Q&A Of The Day – How Florida’s Auto Insurance Rates Compare To Other States
Each day I feature a listener question sent by one of these methods.
Parler & Twitter: @brianmuddradio
Today’s entry: I’m glad Governor DeSantis vetoed the auto insurance bill if it meant rates were going to go up but something still needs to happen because costs are already ridiculously high! How does Florida’s auto insurance cost compare to other states with different laws?
Bottom Line: Today’s note is on back of Governor DeSantis vetoing the bill that would have eliminated Florida’s “no-fault” auto insurance model. While the insurance industry along with Florida’s CFO Jimmy Patronis opposed this law, for the reasons you cited, seemingly everyone to a person acknowledges something needs to happen. It’s still a matter of what? One of our biggest issues stems from the sheer volume of unlawful drivers in Florida. According to the Insurance Research Council, Florida has the 6th highest rate of uninsured motorists in the country. If you’re driving, look at the four cars closest to you. Statistically one of those drivers won’t have insurance. That’s because just over 20% of drivers on Florida’s roads don’t. Uninsured motorists not only make up more than a fifth of Florida’s drivers, a 2018 study found the following...uninsured drivers are found to be riskier in traffic than insured drivers.

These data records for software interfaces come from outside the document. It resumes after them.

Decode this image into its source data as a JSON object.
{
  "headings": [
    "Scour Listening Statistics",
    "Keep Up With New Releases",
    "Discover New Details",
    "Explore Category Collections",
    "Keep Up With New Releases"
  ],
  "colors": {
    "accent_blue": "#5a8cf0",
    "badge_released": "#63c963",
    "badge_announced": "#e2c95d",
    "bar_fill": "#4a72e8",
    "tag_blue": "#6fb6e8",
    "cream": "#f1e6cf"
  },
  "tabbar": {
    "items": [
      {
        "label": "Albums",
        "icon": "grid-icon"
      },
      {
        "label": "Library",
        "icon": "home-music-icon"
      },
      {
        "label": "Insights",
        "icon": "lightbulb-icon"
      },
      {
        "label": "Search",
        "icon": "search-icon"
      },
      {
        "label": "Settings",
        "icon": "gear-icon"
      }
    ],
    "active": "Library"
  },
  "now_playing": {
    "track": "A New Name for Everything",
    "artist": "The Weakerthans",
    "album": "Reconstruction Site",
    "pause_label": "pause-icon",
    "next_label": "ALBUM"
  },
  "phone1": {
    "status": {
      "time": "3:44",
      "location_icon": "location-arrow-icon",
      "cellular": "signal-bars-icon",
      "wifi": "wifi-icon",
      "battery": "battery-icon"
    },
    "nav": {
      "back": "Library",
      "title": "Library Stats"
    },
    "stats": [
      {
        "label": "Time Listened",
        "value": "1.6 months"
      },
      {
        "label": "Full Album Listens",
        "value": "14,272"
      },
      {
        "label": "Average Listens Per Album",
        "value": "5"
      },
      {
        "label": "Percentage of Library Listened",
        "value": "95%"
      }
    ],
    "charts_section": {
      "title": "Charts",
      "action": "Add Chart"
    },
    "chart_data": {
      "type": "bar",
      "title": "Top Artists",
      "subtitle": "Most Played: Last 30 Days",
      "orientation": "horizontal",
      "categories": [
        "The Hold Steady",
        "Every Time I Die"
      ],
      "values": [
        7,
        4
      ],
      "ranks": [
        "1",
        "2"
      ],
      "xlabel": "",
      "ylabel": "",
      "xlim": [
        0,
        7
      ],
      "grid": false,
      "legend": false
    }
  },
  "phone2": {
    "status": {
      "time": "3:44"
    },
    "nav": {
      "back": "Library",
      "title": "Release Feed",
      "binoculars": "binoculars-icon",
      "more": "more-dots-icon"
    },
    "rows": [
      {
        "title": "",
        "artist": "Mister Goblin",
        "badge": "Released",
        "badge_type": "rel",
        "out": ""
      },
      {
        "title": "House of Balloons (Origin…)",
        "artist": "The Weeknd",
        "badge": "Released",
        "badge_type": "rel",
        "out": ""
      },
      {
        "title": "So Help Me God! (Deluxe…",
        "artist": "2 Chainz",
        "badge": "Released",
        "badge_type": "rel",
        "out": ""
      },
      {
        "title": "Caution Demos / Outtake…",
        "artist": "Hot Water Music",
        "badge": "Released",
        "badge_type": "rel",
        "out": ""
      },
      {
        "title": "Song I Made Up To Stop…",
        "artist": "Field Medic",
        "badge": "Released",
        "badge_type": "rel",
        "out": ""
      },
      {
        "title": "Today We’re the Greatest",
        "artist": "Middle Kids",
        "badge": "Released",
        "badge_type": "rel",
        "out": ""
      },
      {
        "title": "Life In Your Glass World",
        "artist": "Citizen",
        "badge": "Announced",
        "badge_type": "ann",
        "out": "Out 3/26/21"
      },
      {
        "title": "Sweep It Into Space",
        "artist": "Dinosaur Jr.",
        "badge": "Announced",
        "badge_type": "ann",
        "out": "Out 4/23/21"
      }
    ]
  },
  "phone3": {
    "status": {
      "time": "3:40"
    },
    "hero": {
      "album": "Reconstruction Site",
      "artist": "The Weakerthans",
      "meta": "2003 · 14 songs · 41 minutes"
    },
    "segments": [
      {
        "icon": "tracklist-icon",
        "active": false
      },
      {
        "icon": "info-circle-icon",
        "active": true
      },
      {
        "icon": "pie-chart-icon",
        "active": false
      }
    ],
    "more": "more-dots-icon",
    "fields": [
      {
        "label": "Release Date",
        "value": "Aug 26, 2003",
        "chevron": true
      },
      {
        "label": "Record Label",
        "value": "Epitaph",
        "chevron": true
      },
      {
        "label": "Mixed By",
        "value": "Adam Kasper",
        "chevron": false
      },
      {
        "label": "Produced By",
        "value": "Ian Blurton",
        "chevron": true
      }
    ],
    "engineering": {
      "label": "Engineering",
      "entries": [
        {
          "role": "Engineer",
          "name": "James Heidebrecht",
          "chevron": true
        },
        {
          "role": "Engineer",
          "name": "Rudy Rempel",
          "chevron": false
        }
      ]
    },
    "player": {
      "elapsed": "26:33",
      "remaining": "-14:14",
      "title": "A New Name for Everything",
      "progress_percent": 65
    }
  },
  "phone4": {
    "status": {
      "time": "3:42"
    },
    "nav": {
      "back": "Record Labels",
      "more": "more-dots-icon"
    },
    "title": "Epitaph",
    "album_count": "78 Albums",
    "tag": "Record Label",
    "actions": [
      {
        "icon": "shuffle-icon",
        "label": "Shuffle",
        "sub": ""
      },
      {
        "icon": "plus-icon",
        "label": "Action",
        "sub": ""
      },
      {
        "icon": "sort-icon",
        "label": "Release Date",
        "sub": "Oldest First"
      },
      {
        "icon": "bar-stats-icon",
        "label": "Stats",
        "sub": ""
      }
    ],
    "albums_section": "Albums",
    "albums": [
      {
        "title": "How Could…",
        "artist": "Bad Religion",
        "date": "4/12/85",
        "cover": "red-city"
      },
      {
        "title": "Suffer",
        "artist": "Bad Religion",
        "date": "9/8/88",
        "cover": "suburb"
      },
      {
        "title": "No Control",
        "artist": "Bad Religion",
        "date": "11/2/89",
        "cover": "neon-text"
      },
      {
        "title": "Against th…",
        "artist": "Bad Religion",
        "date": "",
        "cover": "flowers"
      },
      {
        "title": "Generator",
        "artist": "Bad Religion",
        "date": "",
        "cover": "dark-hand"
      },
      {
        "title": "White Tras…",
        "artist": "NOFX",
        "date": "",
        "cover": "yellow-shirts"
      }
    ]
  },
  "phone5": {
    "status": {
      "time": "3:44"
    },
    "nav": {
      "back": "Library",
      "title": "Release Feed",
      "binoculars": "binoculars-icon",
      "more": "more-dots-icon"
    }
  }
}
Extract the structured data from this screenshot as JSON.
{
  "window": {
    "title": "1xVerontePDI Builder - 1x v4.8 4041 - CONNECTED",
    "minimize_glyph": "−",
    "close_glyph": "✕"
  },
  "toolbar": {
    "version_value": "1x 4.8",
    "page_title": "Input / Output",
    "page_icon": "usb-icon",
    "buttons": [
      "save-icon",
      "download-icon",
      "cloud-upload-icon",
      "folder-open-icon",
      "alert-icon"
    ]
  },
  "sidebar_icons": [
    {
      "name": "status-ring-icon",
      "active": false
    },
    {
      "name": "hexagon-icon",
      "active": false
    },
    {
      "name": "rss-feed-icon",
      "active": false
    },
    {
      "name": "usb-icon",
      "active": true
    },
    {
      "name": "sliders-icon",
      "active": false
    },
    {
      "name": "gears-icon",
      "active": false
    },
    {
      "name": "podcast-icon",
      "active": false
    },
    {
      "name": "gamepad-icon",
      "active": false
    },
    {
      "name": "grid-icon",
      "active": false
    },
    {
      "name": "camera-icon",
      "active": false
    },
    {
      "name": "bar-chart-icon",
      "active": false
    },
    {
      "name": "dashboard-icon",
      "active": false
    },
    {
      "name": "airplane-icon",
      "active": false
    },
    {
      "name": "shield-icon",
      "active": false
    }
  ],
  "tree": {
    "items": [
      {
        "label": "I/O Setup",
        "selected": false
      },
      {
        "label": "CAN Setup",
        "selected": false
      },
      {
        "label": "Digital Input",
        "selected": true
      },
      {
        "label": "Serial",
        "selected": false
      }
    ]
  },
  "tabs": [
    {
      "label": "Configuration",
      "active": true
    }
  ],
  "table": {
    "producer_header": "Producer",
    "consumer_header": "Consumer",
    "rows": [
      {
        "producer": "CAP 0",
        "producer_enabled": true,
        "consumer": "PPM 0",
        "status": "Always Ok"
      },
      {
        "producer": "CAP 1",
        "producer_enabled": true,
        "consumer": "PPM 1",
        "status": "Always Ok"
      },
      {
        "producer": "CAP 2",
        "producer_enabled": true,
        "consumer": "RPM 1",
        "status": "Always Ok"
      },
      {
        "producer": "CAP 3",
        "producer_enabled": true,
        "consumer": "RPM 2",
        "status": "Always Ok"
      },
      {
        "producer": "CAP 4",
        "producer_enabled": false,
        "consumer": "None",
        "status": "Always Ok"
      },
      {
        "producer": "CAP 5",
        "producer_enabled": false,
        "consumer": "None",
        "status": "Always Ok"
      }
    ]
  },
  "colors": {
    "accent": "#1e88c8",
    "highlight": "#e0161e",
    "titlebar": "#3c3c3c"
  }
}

In Florida, the average annual insurance costs related to the impact of uninsured motorists is $267 per year. And therein lies what’s probably the biggest sticking point of all. How can you pass laws to try to fix an auto insurance model when potentially the biggest issue involves people who already aren’t following the law? It’s back to the drawing board for next year’s state session. As for how Florida’s auto insurance rates compared to the rest of the country.
According to Insure.com...
- Florida’s auto insurance rates are the 3rdhighest nationally
- The average premium is now $2,082
- Maine has the lowest premiums at $858
Only Louisiana and Michigan have premiums higher than ours and the contrast with Maine’s most affordable rates is incredible. There is one factor that enters into Florida’s equation that has nothing to do with the need for auto insurance reform, or attempting to get uninsured motorists off the road, credit scores. Credit scores impact auto insurance rates and Florida’s average credit score currently stands at 701 – which is ten points lower than the national average. That's not the root cause of Florida’s problems but it’s a contributing factor and one we have the most control over.